### Your assignment
Take every record and write it out again exactly, with no images included.

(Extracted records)
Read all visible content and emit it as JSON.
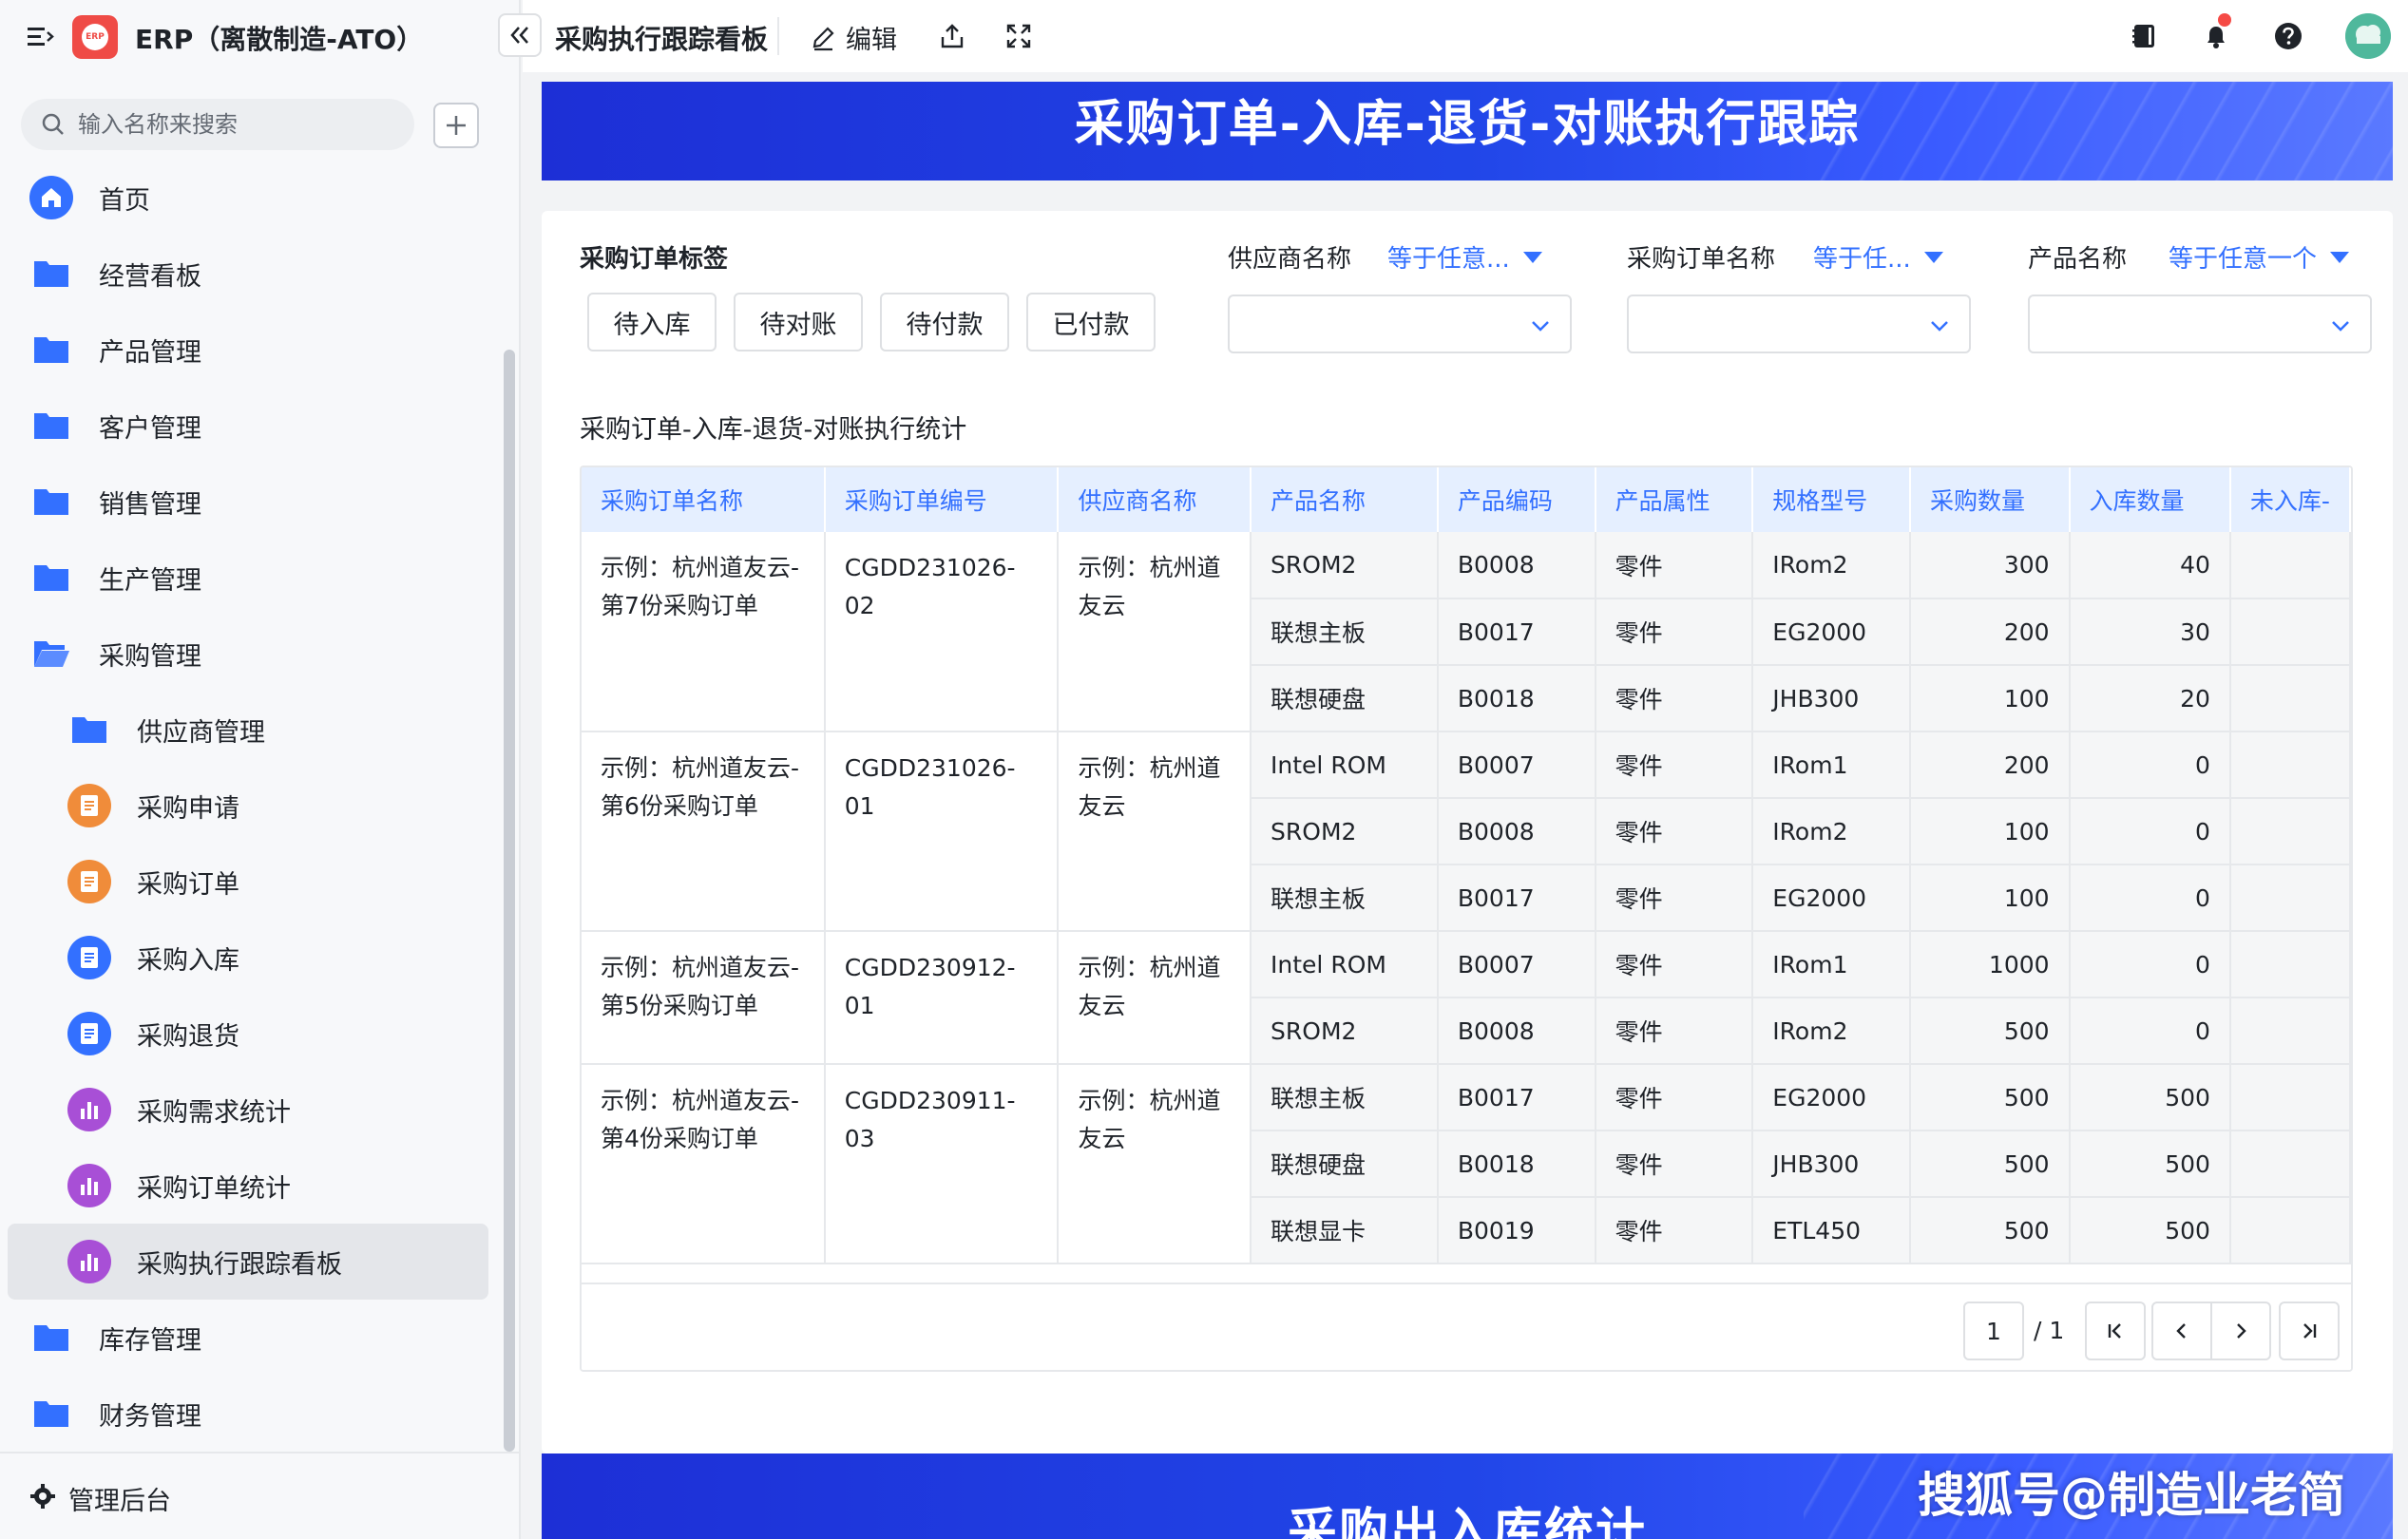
{
  "app": {
    "title": "ERP（离散制造-ATO）",
    "logo_text": "ERP"
  },
  "search": {
    "placeholder": "输入名称来搜索"
  },
  "sidebar": {
    "items": [
      {
        "label": "首页",
        "icon": "home-icon"
      },
      {
        "label": "经营看板",
        "icon": "folder-icon"
      },
      {
        "label": "产品管理",
        "icon": "folder-icon"
      },
      {
        "label": "客户管理",
        "icon": "folder-icon"
      },
      {
        "label": "销售管理",
        "icon": "folder-icon"
      },
      {
        "label": "生产管理",
        "icon": "folder-icon"
      },
      {
        "label": "采购管理",
        "icon": "folder-open-icon"
      },
      {
        "label": "供应商管理",
        "icon": "folder-icon"
      },
      {
        "label": "采购申请",
        "icon": "form-icon"
      },
      {
        "label": "采购订单",
        "icon": "form-icon"
      },
      {
        "label": "采购入库",
        "icon": "form-icon"
      },
      {
        "label": "采购退货",
        "icon": "form-icon"
      },
      {
        "label": "采购需求统计",
        "icon": "chart-icon"
      },
      {
        "label": "采购订单统计",
        "icon": "chart-icon"
      },
      {
        "label": "采购执行跟踪看板",
        "icon": "chart-icon"
      },
      {
        "label": "库存管理",
        "icon": "folder-icon"
      },
      {
        "label": "财务管理",
        "icon": "folder-icon"
      }
    ],
    "footer_label": "管理后台"
  },
  "topbar": {
    "page_title": "采购执行跟踪看板",
    "edit_label": "编辑"
  },
  "main": {
    "banner_title": "采购订单-入库-退货-对账执行跟踪",
    "filters": {
      "tag_label": "采购订单标签",
      "tags": [
        "待入库",
        "待对账",
        "待付款",
        "已付款"
      ],
      "supplier_label": "供应商名称",
      "supplier_op": "等于任意...",
      "order_label": "采购订单名称",
      "order_op": "等于任...",
      "product_label": "产品名称",
      "product_op": "等于任意一个"
    },
    "stat_title": "采购订单-入库-退货-对账执行统计",
    "table": {
      "columns": [
        "采购订单名称",
        "采购订单编号",
        "供应商名称",
        "产品名称",
        "产品编码",
        "产品属性",
        "规格型号",
        "采购数量",
        "入库数量",
        "未入库-"
      ],
      "groups": [
        {
          "order_name": "示例：杭州道友云-第7份采购订单",
          "order_no": "CGDD231026-02",
          "supplier": "示例：杭州道友云",
          "rows": [
            {
              "product": "SROM2",
              "code": "B0008",
              "attr": "零件",
              "spec": "IRom2",
              "qty": "300",
              "in": "40"
            },
            {
              "product": "联想主板",
              "code": "B0017",
              "attr": "零件",
              "spec": "EG2000",
              "qty": "200",
              "in": "30"
            },
            {
              "product": "联想硬盘",
              "code": "B0018",
              "attr": "零件",
              "spec": "JHB300",
              "qty": "100",
              "in": "20"
            }
          ]
        },
        {
          "order_name": "示例：杭州道友云-第6份采购订单",
          "order_no": "CGDD231026-01",
          "supplier": "示例：杭州道友云",
          "rows": [
            {
              "product": "Intel ROM",
              "code": "B0007",
              "attr": "零件",
              "spec": "IRom1",
              "qty": "200",
              "in": "0"
            },
            {
              "product": "SROM2",
              "code": "B0008",
              "attr": "零件",
              "spec": "IRom2",
              "qty": "100",
              "in": "0"
            },
            {
              "product": "联想主板",
              "code": "B0017",
              "attr": "零件",
              "spec": "EG2000",
              "qty": "100",
              "in": "0"
            }
          ]
        },
        {
          "order_name": "示例：杭州道友云-第5份采购订单",
          "order_no": "CGDD230912-01",
          "supplier": "示例：杭州道友云",
          "rows": [
            {
              "product": "Intel ROM",
              "code": "B0007",
              "attr": "零件",
              "spec": "IRom1",
              "qty": "1000",
              "in": "0"
            },
            {
              "product": "SROM2",
              "code": "B0008",
              "attr": "零件",
              "spec": "IRom2",
              "qty": "500",
              "in": "0"
            }
          ]
        },
        {
          "order_name": "示例：杭州道友云-第4份采购订单",
          "order_no": "CGDD230911-03",
          "supplier": "示例：杭州道友云",
          "rows": [
            {
              "product": "联想主板",
              "code": "B0017",
              "attr": "零件",
              "spec": "EG2000",
              "qty": "500",
              "in": "500"
            },
            {
              "product": "联想硬盘",
              "code": "B0018",
              "attr": "零件",
              "spec": "JHB300",
              "qty": "500",
              "in": "500"
            },
            {
              "product": "联想显卡",
              "code": "B0019",
              "attr": "零件",
              "spec": "ETL450",
              "qty": "500",
              "in": "500"
            }
          ]
        }
      ]
    },
    "pagination": {
      "current": "1",
      "total": "/ 1"
    },
    "banner2_title": "采购出入库统计"
  },
  "watermark": "搜狐号@制造业老简",
  "colors": {
    "accent": "#3370ff",
    "banner": "#2146e8",
    "logo": "#ef4b46"
  }
}
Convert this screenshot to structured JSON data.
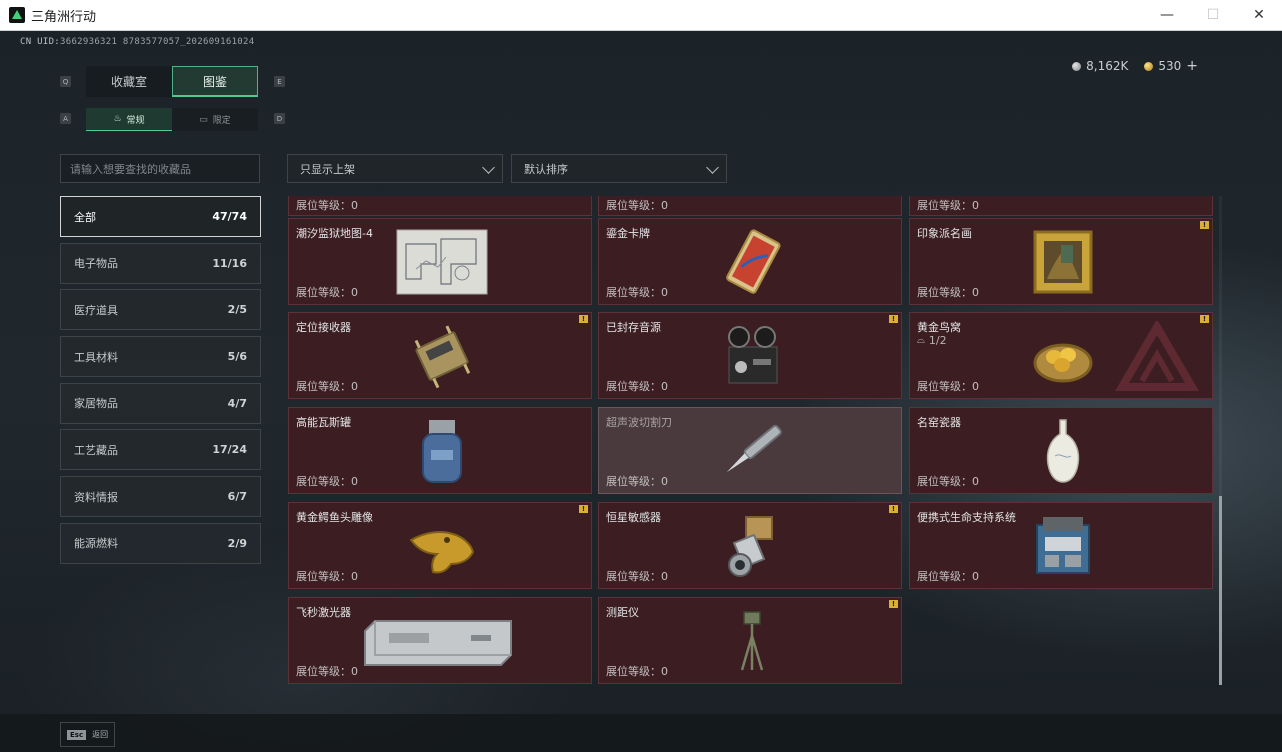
{
  "window": {
    "title": "三角洲行动",
    "minimize": "—",
    "maximize": "☐",
    "close": "✕"
  },
  "uid": {
    "prefix": "CN UID:",
    "value": "3662936321 8783577057_202609161024"
  },
  "currency": {
    "silver": "8,162K",
    "gold": "530",
    "plus": "+"
  },
  "key_hints": {
    "q": "Q",
    "e": "E",
    "a": "A",
    "d": "D"
  },
  "tabs": [
    {
      "label": "收藏室"
    },
    {
      "label": "图鉴"
    }
  ],
  "subtabs": [
    {
      "label": "常规",
      "icon": "flame-icon"
    },
    {
      "label": "限定",
      "icon": "ticket-icon"
    }
  ],
  "search": {
    "placeholder": "请输入想要查找的收藏品"
  },
  "filter": {
    "label": "只显示上架"
  },
  "sort": {
    "label": "默认排序"
  },
  "categories": [
    {
      "label": "全部",
      "count": "47/74"
    },
    {
      "label": "电子物品",
      "count": "11/16"
    },
    {
      "label": "医疗道具",
      "count": "2/5"
    },
    {
      "label": "工具材料",
      "count": "5/6"
    },
    {
      "label": "家居物品",
      "count": "4/7"
    },
    {
      "label": "工艺藏品",
      "count": "17/24"
    },
    {
      "label": "资料情报",
      "count": "6/7"
    },
    {
      "label": "能源燃料",
      "count": "2/9"
    }
  ],
  "level_label": "展位等级：0",
  "badge": "!",
  "items": [
    {
      "name": "潮汐监狱地图-4",
      "icon": "prison-map-icon"
    },
    {
      "name": "鎏金卡牌",
      "icon": "gilded-card-icon"
    },
    {
      "name": "印象派名画",
      "icon": "framed-painting-icon"
    },
    {
      "name": "定位接收器",
      "icon": "locator-receiver-icon"
    },
    {
      "name": "已封存音源",
      "icon": "reel-recorder-icon"
    },
    {
      "name": "黄金鸟窝",
      "icon": "golden-nest-icon",
      "sub": "1/2"
    },
    {
      "name": "高能瓦斯罐",
      "icon": "gas-canister-icon"
    },
    {
      "name": "超声波切割刀",
      "icon": "ultrasonic-cutter-icon"
    },
    {
      "name": "名窑瓷器",
      "icon": "porcelain-vase-icon"
    },
    {
      "name": "黄金鳄鱼头雕像",
      "icon": "golden-crocodile-icon"
    },
    {
      "name": "恒星敏感器",
      "icon": "star-sensor-icon"
    },
    {
      "name": "便携式生命支持系统",
      "icon": "life-support-icon"
    },
    {
      "name": "飞秒激光器",
      "icon": "femtosecond-laser-icon"
    },
    {
      "name": "测距仪",
      "icon": "rangefinder-icon"
    }
  ],
  "bottom": {
    "esc_key": "Esc",
    "esc_label": "返回"
  },
  "colors": {
    "accent": "#4fcb8e",
    "card_bg": "#3b1d22",
    "badge": "#d9b032"
  }
}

### Answer to this problem
Read all visible content and emit it as JSON.
{
  "app": {
    "title": "ERP（离散制造-ATO）",
    "logo_text": "ERP"
  },
  "search": {
    "placeholder": "输入名称来搜索"
  },
  "sidebar": {
    "items": [
      {
        "label": "首页",
        "icon": "home-icon"
      },
      {
        "label": "经营看板",
        "icon": "folder-icon"
      },
      {
        "label": "产品管理",
        "icon": "folder-icon"
      },
      {
        "label": "客户管理",
        "icon": "folder-icon"
      },
      {
        "label": "销售管理",
        "icon": "folder-icon"
      },
      {
        "label": "生产管理",
        "icon": "folder-icon"
      },
      {
        "label": "采购管理",
        "icon": "folder-open-icon"
      },
      {
        "label": "供应商管理",
        "icon": "folder-icon"
      },
      {
        "label": "采购申请",
        "icon": "form-icon"
      },
      {
        "label": "采购订单",
        "icon": "form-icon"
      },
      {
        "label": "采购入库",
        "icon": "form-icon"
      },
      {
        "label": "采购退货",
        "icon": "form-icon"
      },
      {
        "label": "采购需求统计",
        "icon": "chart-icon"
      },
      {
        "label": "采购订单统计",
        "icon": "chart-icon"
      },
      {
        "label": "采购执行跟踪看板",
        "icon": "chart-icon"
      },
      {
        "label": "库存管理",
        "icon": "folder-icon"
      },
      {
        "label": "财务管理",
        "icon": "folder-icon"
      }
    ],
    "footer_label": "管理后台"
  },
  "topbar": {
    "page_title": "采购执行跟踪看板",
    "edit_label": "编辑"
  },
  "main": {
    "banner_title": "采购订单-入库-退货-对账执行跟踪",
    "filters": {
      "tag_label": "采购订单标签",
      "tags": [
        "待入库",
        "待对账",
        "待付款",
        "已付款"
      ],
      "supplier_label": "供应商名称",
      "supplier_op": "等于任意...",
      "order_label": "采购订单名称",
      "order_op": "等于任...",
      "product_label": "产品名称",
      "product_op": "等于任意一个"
    },
    "stat_title": "采购订单-入库-退货-对账执行统计",
    "table": {
      "columns": [
        "采购订单名称",
        "采购订单编号",
        "供应商名称",
        "产品名称",
        "产品编码",
        "产品属性",
        "规格型号",
        "采购数量",
        "入库数量",
        "未入库-"
      ],
      "groups": [
        {
          "order_name": "示例：杭州道友云-第7份采购订单",
          "order_no": "CGDD231026-02",
          "supplier": "示例：杭州道友云",
          "rows": [
            {
              "product": "SROM2",
              "code": "B0008",
              "attr": "零件",
              "spec": "IRom2",
              "qty": "300",
              "in": "40"
            },
            {
              "product": "联想主板",
              "code": "B0017",
              "attr": "零件",
              "spec": "EG2000",
              "qty": "200",
              "in": "30"
            },
            {
              "product": "联想硬盘",
              "code": "B0018",
              "attr": "零件",
              "spec": "JHB300",
              "qty": "100",
              "in": "20"
            }
          ]
        },
        {
          "order_name": "示例：杭州道友云-第6份采购订单",
          "order_no": "CGDD231026-01",
          "supplier": "示例：杭州道友云",
          "rows": [
            {
              "product": "Intel ROM",
              "code": "B0007",
              "attr": "零件",
              "spec": "IRom1",
              "qty": "200",
              "in": "0"
            },
            {
              "product": "SROM2",
              "code": "B0008",
              "attr": "零件",
              "spec": "IRom2",
              "qty": "100",
              "in": "0"
            },
            {
              "product": "联想主板",
              "code": "B0017",
              "attr": "零件",
              "spec": "EG2000",
              "qty": "100",
              "in": "0"
            }
          ]
        },
        {
          "order_name": "示例：杭州道友云-第5份采购订单",
          "order_no": "CGDD230912-01",
          "supplier": "示例：杭州道友云",
          "rows": [
            {
              "product": "Intel ROM",
              "code": "B0007",
              "attr": "零件",
              "spec": "IRom1",
              "qty": "1000",
              "in": "0"
            },
            {
              "product": "SROM2",
              "code": "B0008",
              "attr": "零件",
              "spec": "IRom2",
              "qty": "500",
              "in": "0"
            }
          ]
        },
        {
          "order_name": "示例：杭州道友云-第4份采购订单",
          "order_no": "CGDD230911-03",
          "supplier": "示例：杭州道友云",
          "rows": [
            {
              "product": "联想主板",
              "code": "B0017",
              "attr": "零件",
              "spec": "EG2000",
              "qty": "500",
              "in": "500"
            },
            {
              "product": "联想硬盘",
              "code": "B0018",
              "attr": "零件",
              "spec": "JHB300",
              "qty": "500",
              "in": "500"
            },
            {
              "product": "联想显卡",
              "code": "B0019",
              "attr": "零件",
              "spec": "ETL450",
              "qty": "500",
              "in": "500"
            }
          ]
        }
      ]
    },
    "pagination": {
      "current": "1",
      "total": "/ 1"
    },
    "banner2_title": "采购出入库统计"
  },
  "watermark": "搜狐号@制造业老简",
  "colors": {
    "accent": "#3370ff",
    "banner": "#2146e8",
    "logo": "#ef4b46"
  }
}
Convert this screenshot to structured JSON data.
{
  "window": {
    "title": "三角洲行动",
    "minimize": "—",
    "maximize": "☐",
    "close": "✕"
  },
  "uid": {
    "prefix": "CN UID:",
    "value": "3662936321 8783577057_202609161024"
  },
  "currency": {
    "silver": "8,162K",
    "gold": "530",
    "plus": "+"
  },
  "key_hints": {
    "q": "Q",
    "e": "E",
    "a": "A",
    "d": "D"
  },
  "tabs": [
    {
      "label": "收藏室"
    },
    {
      "label": "图鉴"
    }
  ],
  "subtabs": [
    {
      "label": "常规",
      "icon": "flame-icon"
    },
    {
      "label": "限定",
      "icon": "ticket-icon"
    }
  ],
  "search": {
    "placeholder": "请输入想要查找的收藏品"
  },
  "filter": {
    "label": "只显示上架"
  },
  "sort": {
    "label": "默认排序"
  },
  "categories": [
    {
      "label": "全部",
      "count": "47/74"
    },
    {
      "label": "电子物品",
      "count": "11/16"
    },
    {
      "label": "医疗道具",
      "count": "2/5"
    },
    {
      "label": "工具材料",
      "count": "5/6"
    },
    {
      "label": "家居物品",
      "count": "4/7"
    },
    {
      "label": "工艺藏品",
      "count": "17/24"
    },
    {
      "label": "资料情报",
      "count": "6/7"
    },
    {
      "label": "能源燃料",
      "count": "2/9"
    }
  ],
  "level_label": "展位等级：0",
  "badge": "!",
  "items": [
    {
      "name": "潮汐监狱地图-4",
      "icon": "prison-map-icon"
    },
    {
      "name": "鎏金卡牌",
      "icon": "gilded-card-icon"
    },
    {
      "name": "印象派名画",
      "icon": "framed-painting-icon"
    },
    {
      "name": "定位接收器",
      "icon": "locator-receiver-icon"
    },
    {
      "name": "已封存音源",
      "icon": "reel-recorder-icon"
    },
    {
      "name": "黄金鸟窝",
      "icon": "golden-nest-icon",
      "sub": "1/2"
    },
    {
      "name": "高能瓦斯罐",
      "icon": "gas-canister-icon"
    },
    {
      "name": "超声波切割刀",
      "icon": "ultrasonic-cutter-icon"
    },
    {
      "name": "名窑瓷器",
      "icon": "porcelain-vase-icon"
    },
    {
      "name": "黄金鳄鱼头雕像",
      "icon": "golden-crocodile-icon"
    },
    {
      "name": "恒星敏感器",
      "icon": "star-sensor-icon"
    },
    {
      "name": "便携式生命支持系统",
      "icon": "life-support-icon"
    },
    {
      "name": "飞秒激光器",
      "icon": "femtosecond-laser-icon"
    },
    {
      "name": "测距仪",
      "icon": "rangefinder-icon"
    }
  ],
  "bottom": {
    "esc_key": "Esc",
    "esc_label": "返回"
  },
  "colors": {
    "accent": "#4fcb8e",
    "card_bg": "#3b1d22",
    "badge": "#d9b032"
  }
}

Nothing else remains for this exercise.